▸ **PROBLEM DETAILS**: From the entries that follow, list every line in which the string "this" appears.
━━━ INPUT
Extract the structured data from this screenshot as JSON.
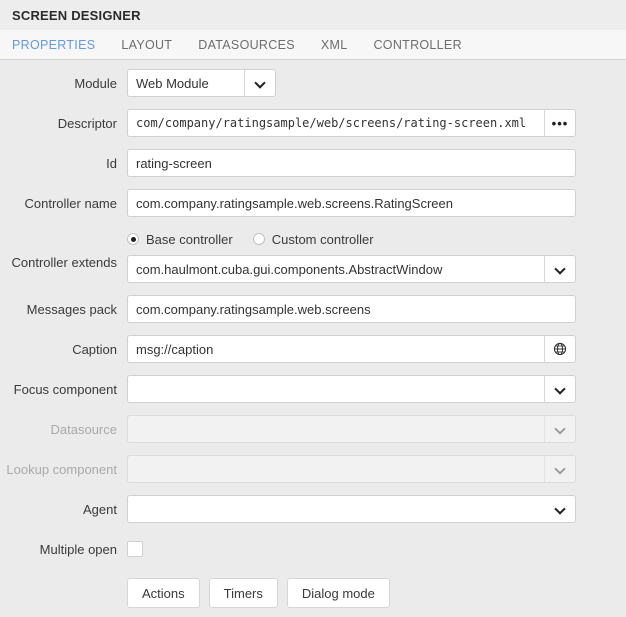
{
  "header": {
    "title": "SCREEN DESIGNER"
  },
  "tabs": [
    {
      "label": "PROPERTIES",
      "active": true
    },
    {
      "label": "LAYOUT",
      "active": false
    },
    {
      "label": "DATASOURCES",
      "active": false
    },
    {
      "label": "XML",
      "active": false
    },
    {
      "label": "CONTROLLER",
      "active": false
    }
  ],
  "form": {
    "module": {
      "label": "Module",
      "value": "Web Module",
      "icon": "chevron-down-icon"
    },
    "descriptor": {
      "label": "Descriptor",
      "value": "com/company/ratingsample/web/screens/rating-screen.xml",
      "button_label": "•••",
      "icon": "ellipsis-icon"
    },
    "id": {
      "label": "Id",
      "value": "rating-screen"
    },
    "controller_name": {
      "label": "Controller name",
      "value": "com.company.ratingsample.web.screens.RatingScreen"
    },
    "controller_extends": {
      "label": "Controller extends",
      "radios": [
        {
          "label": "Base controller",
          "checked": true
        },
        {
          "label": "Custom controller",
          "checked": false
        }
      ],
      "value": "com.haulmont.cuba.gui.components.AbstractWindow",
      "icon": "chevron-down-icon"
    },
    "messages_pack": {
      "label": "Messages pack",
      "value": "com.company.ratingsample.web.screens"
    },
    "caption": {
      "label": "Caption",
      "value": "msg://caption",
      "icon": "globe-icon"
    },
    "focus_component": {
      "label": "Focus component",
      "value": "",
      "icon": "chevron-down-icon",
      "disabled": false
    },
    "datasource": {
      "label": "Datasource",
      "value": "",
      "icon": "chevron-down-icon",
      "disabled": true
    },
    "lookup_component": {
      "label": "Lookup component",
      "value": "",
      "icon": "chevron-down-icon",
      "disabled": true
    },
    "agent": {
      "label": "Agent",
      "value": "",
      "icon": "chevron-down-icon",
      "disabled": false
    },
    "multiple_open": {
      "label": "Multiple open",
      "checked": false
    },
    "buttons": [
      {
        "label": "Actions"
      },
      {
        "label": "Timers"
      },
      {
        "label": "Dialog mode"
      }
    ]
  },
  "colors": {
    "active_tab": "#6699dd",
    "page_background": "#ebebeb",
    "header_background": "#ededed",
    "tabbar_background": "#f7f7f7",
    "field_background": "#ffffff",
    "disabled_field_background": "#f2f2f2"
  }
}
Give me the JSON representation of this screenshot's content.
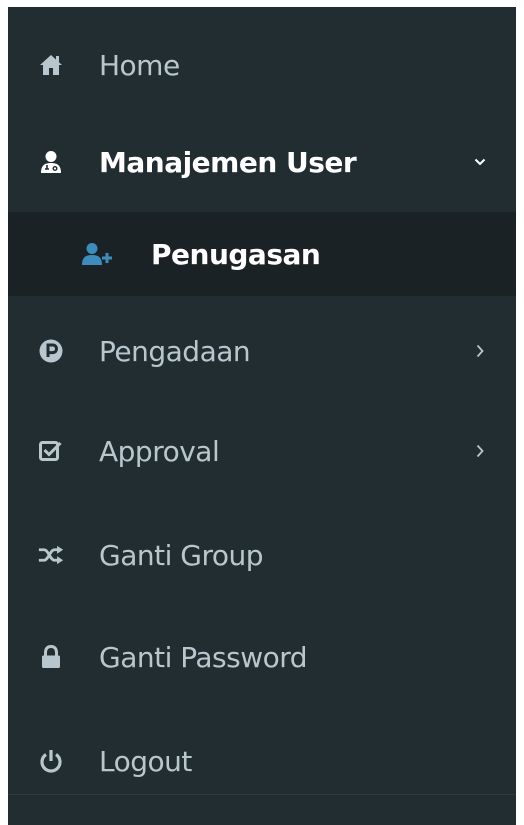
{
  "sidebar": {
    "items": [
      {
        "label": "Home",
        "icon": "home-icon"
      },
      {
        "label": "Manajemen User",
        "icon": "user-md-icon",
        "expanded": true,
        "children": [
          {
            "label": "Penugasan",
            "icon": "user-plus-icon",
            "active": true
          }
        ]
      },
      {
        "label": "Pengadaan",
        "icon": "circle-p-icon",
        "chevron": "chevron-right-icon"
      },
      {
        "label": "Approval",
        "icon": "check-square-icon",
        "chevron": "chevron-right-icon"
      },
      {
        "label": "Ganti Group",
        "icon": "random-icon"
      },
      {
        "label": "Ganti Password",
        "icon": "lock-icon"
      },
      {
        "label": "Logout",
        "icon": "power-icon"
      }
    ]
  },
  "colors": {
    "sidebar_bg": "#222d32",
    "submenu_bg": "#1a2226",
    "text": "#b8c7ce",
    "active_text": "#ffffff",
    "accent": "#3c8dbc"
  }
}
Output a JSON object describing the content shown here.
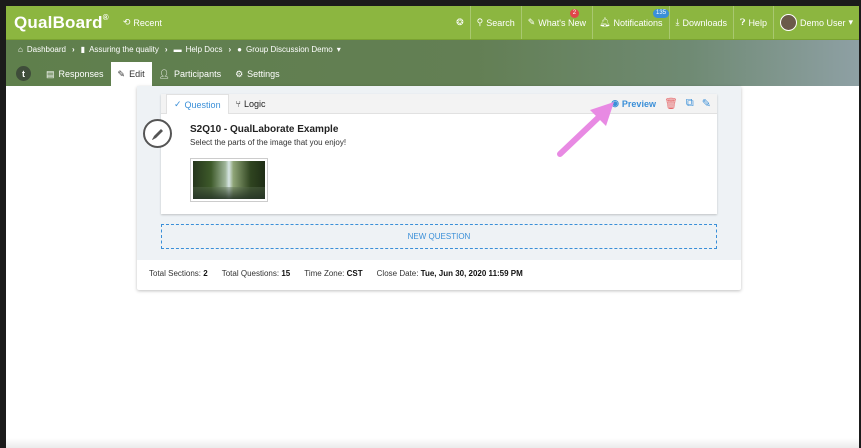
{
  "brand": {
    "name": "QualBoard",
    "mark": "®"
  },
  "topbar": {
    "recent": "Recent",
    "search": "Search",
    "whats_new": "What's New",
    "whats_new_badge": "2",
    "notifications": "Notifications",
    "notifications_badge": "135",
    "downloads": "Downloads",
    "help": "Help",
    "user": "Demo User"
  },
  "breadcrumb": [
    "Dashboard",
    "Assuring the quality",
    "Help Docs",
    "Group Discussion Demo"
  ],
  "tabs": {
    "back": "t",
    "responses": "Responses",
    "edit": "Edit",
    "participants": "Participants",
    "settings": "Settings"
  },
  "question_card": {
    "tab_question": "Question",
    "tab_logic": "Logic",
    "preview": "Preview",
    "title": "S2Q10 - QualLaborate Example",
    "description": "Select the parts of the image that you enjoy!"
  },
  "new_question": "NEW QUESTION",
  "stats": {
    "sections_label": "Total Sections:",
    "sections_value": "2",
    "questions_label": "Total Questions:",
    "questions_value": "15",
    "timezone_label": "Time Zone:",
    "timezone_value": "CST",
    "close_label": "Close Date:",
    "close_value": "Tue, Jun 30, 2020 11:59 PM"
  },
  "colors": {
    "brand_green": "#8cb640",
    "accent_blue": "#3a8fd8",
    "annotation_arrow": "#e88ae3"
  }
}
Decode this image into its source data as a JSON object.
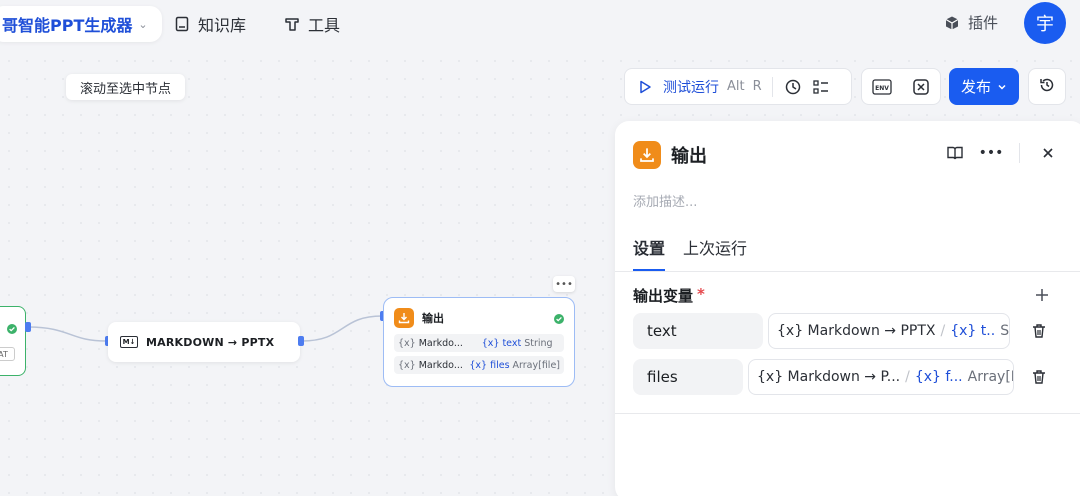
{
  "topbar": {
    "app_title": "哥智能PPT生成器",
    "nav": [
      {
        "label": "知识库",
        "icon": "book-icon"
      },
      {
        "label": "工具",
        "icon": "tool-icon"
      }
    ],
    "plugin_label": "插件",
    "avatar_char": "宇"
  },
  "canvas": {
    "scroll_hint": "滚动至选中节点",
    "nodes": {
      "left_tag": "AT",
      "markdown": {
        "badge": "M↓",
        "title": "MARKDOWN → PPTX"
      },
      "output": {
        "title": "输出",
        "rows": [
          {
            "source": "Markdo...",
            "var": "text",
            "type": "String"
          },
          {
            "source": "Markdo...",
            "var": "files",
            "type": "Array[file]"
          }
        ]
      }
    }
  },
  "toolbar": {
    "test_run_label": "测试运行",
    "shortcut_alt": "Alt",
    "shortcut_key": "R",
    "publish_label": "发布",
    "env_label": "ENV"
  },
  "panel": {
    "title": "输出",
    "description_placeholder": "添加描述...",
    "tabs": [
      {
        "label": "设置",
        "active": true
      },
      {
        "label": "上次运行",
        "active": false
      }
    ],
    "section_title": "输出变量",
    "required_mark": "*",
    "outputs": [
      {
        "name": "text",
        "source": "{x} Markdown → PPTX",
        "slash": "/",
        "var": "{x} t..",
        "type": "String"
      },
      {
        "name": "files",
        "source": "{x} Markdown → P...",
        "slash": "/",
        "var": "{x} f...",
        "type": "Array[File]"
      }
    ]
  },
  "colors": {
    "primary": "#1a5cf0",
    "node_orange": "#f08c1a",
    "success": "#3cb26a"
  }
}
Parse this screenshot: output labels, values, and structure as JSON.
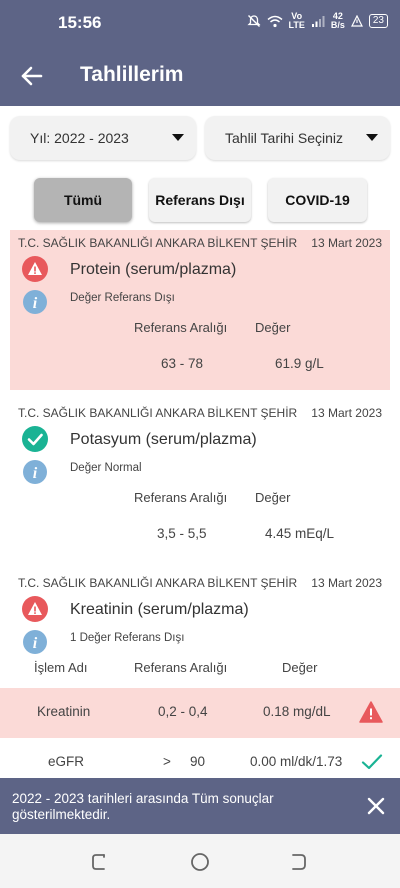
{
  "status_bar": {
    "time": "15:56",
    "net_type_top": "Vo",
    "net_type_bottom": "LTE",
    "speed_top": "42",
    "speed_bottom": "B/s",
    "battery": "23",
    "icons": [
      "mute-icon",
      "wifi-icon",
      "signal-icon",
      "alert-icon",
      "battery-icon"
    ]
  },
  "app_bar": {
    "title": "Tahlillerim",
    "back_icon": "arrow-left-icon"
  },
  "filters": {
    "year_label": "Yıl: 2022 - 2023",
    "date_label": "Tahlil Tarihi Seçiniz"
  },
  "tabs": [
    {
      "label": "Tümü",
      "selected": true
    },
    {
      "label": "Referans Dışı",
      "selected": false
    },
    {
      "label": "COVID-19",
      "selected": false
    }
  ],
  "results": [
    {
      "hospital": "T.C. SAĞLIK BAKANLIĞI ANKARA BİLKENT ŞEHİR",
      "date": "13 Mart 2023",
      "test": "Protein (serum/plazma)",
      "status_text": "Değer Referans Dışı",
      "status_icon": "warning-icon",
      "abnormal": true,
      "ref_header": "Referans Aralığı",
      "value_header": "Değer",
      "ref_range": "63 - 78",
      "value": "61.9 g/L"
    },
    {
      "hospital": "T.C. SAĞLIK BAKANLIĞI ANKARA BİLKENT ŞEHİR",
      "date": "13 Mart 2023",
      "test": "Potasyum (serum/plazma)",
      "status_text": "Değer Normal",
      "status_icon": "check-circle-icon",
      "abnormal": false,
      "ref_header": "Referans Aralığı",
      "value_header": "Değer",
      "ref_range": "3,5 - 5,5",
      "value": "4.45 mEq/L"
    },
    {
      "hospital": "T.C. SAĞLIK BAKANLIĞI ANKARA BİLKENT ŞEHİR",
      "date": "13 Mart 2023",
      "test": "Kreatinin (serum/plazma)",
      "status_text": "1 Değer Referans Dışı",
      "status_icon": "warning-icon",
      "abnormal": true,
      "name_header": "İşlem Adı",
      "ref_header": "Referans Aralığı",
      "value_header": "Değer",
      "rows": [
        {
          "name": "Kreatinin",
          "ref_range": "0,2 - 0,4",
          "value": "0.18 mg/dL",
          "abnormal": true
        },
        {
          "name": "eGFR",
          "ref_op": ">",
          "ref_range": "90",
          "value": "0.00 ml/dk/1.73",
          "abnormal": false
        }
      ]
    }
  ],
  "snackbar": {
    "message": "2022 - 2023 tarihleri arasında Tüm sonuçlar gösterilmektedir."
  },
  "colors": {
    "header": "#5d6486",
    "abnormal_bg": "#fbdad7",
    "warning": "#e8595c",
    "ok": "#1ab394",
    "info": "#7fb0d8"
  }
}
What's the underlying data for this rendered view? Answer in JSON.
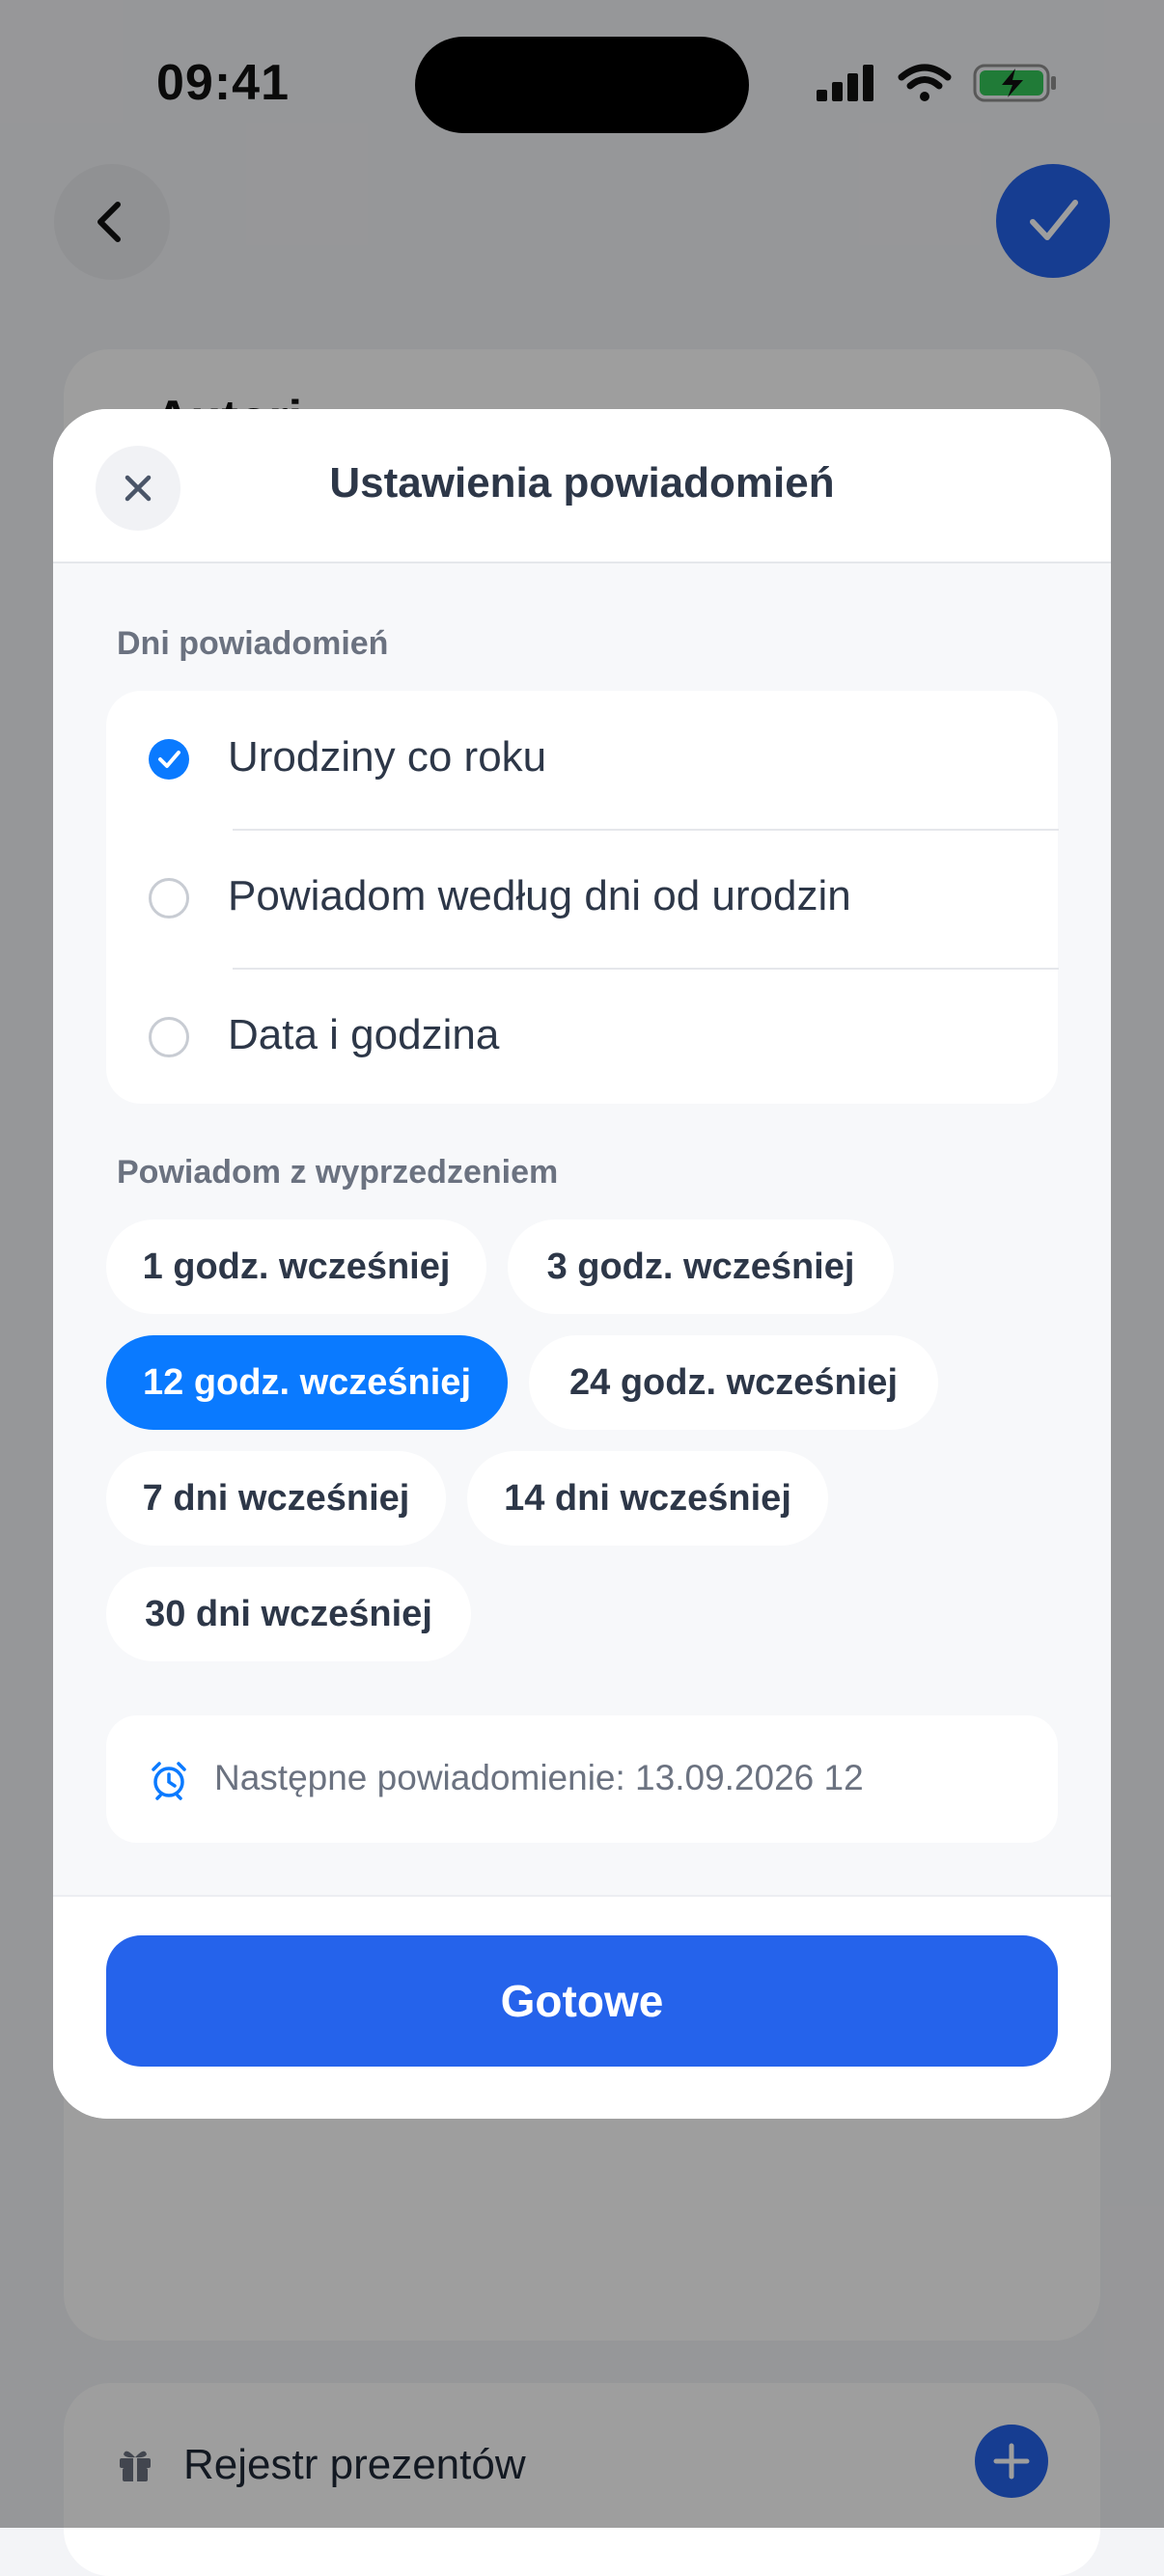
{
  "status_bar": {
    "time": "09:41"
  },
  "background": {
    "card_title": "Autori",
    "registry_label": "Rejestr prezentów"
  },
  "modal": {
    "title": "Ustawienia powiadomień",
    "days_section_label": "Dni powiadomień",
    "day_options": [
      {
        "label": "Urodziny co roku",
        "selected": true
      },
      {
        "label": "Powiadom według dni od urodzin",
        "selected": false
      },
      {
        "label": "Data i godzina",
        "selected": false
      }
    ],
    "advance_section_label": "Powiadom z wyprzedzeniem",
    "advance_options": [
      {
        "label": "1 godz. wcześniej",
        "selected": false
      },
      {
        "label": "3 godz. wcześniej",
        "selected": false
      },
      {
        "label": "12 godz. wcześniej",
        "selected": true
      },
      {
        "label": "24 godz. wcześniej",
        "selected": false
      },
      {
        "label": "7 dni wcześniej",
        "selected": false
      },
      {
        "label": "14 dni wcześniej",
        "selected": false
      },
      {
        "label": "30 dni wcześniej",
        "selected": false
      }
    ],
    "next_notification": "Następne powiadomienie: 13.09.2026 12",
    "done_label": "Gotowe"
  },
  "colors": {
    "accent": "#0a7aff",
    "primary_button": "#2563eb",
    "text_dark": "#2d3748",
    "text_muted": "#6b7280"
  }
}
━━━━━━
▸ **RESPONSE BELOW**:
Extract the structured data from this screenshot as JSON.
Give me the JSON representation of this screenshot's content.
Decode this image into its source data as a JSON object.
Parse this screenshot: output labels, values, and structure as JSON.
What's the underlying data for this rendered view? Answer in JSON.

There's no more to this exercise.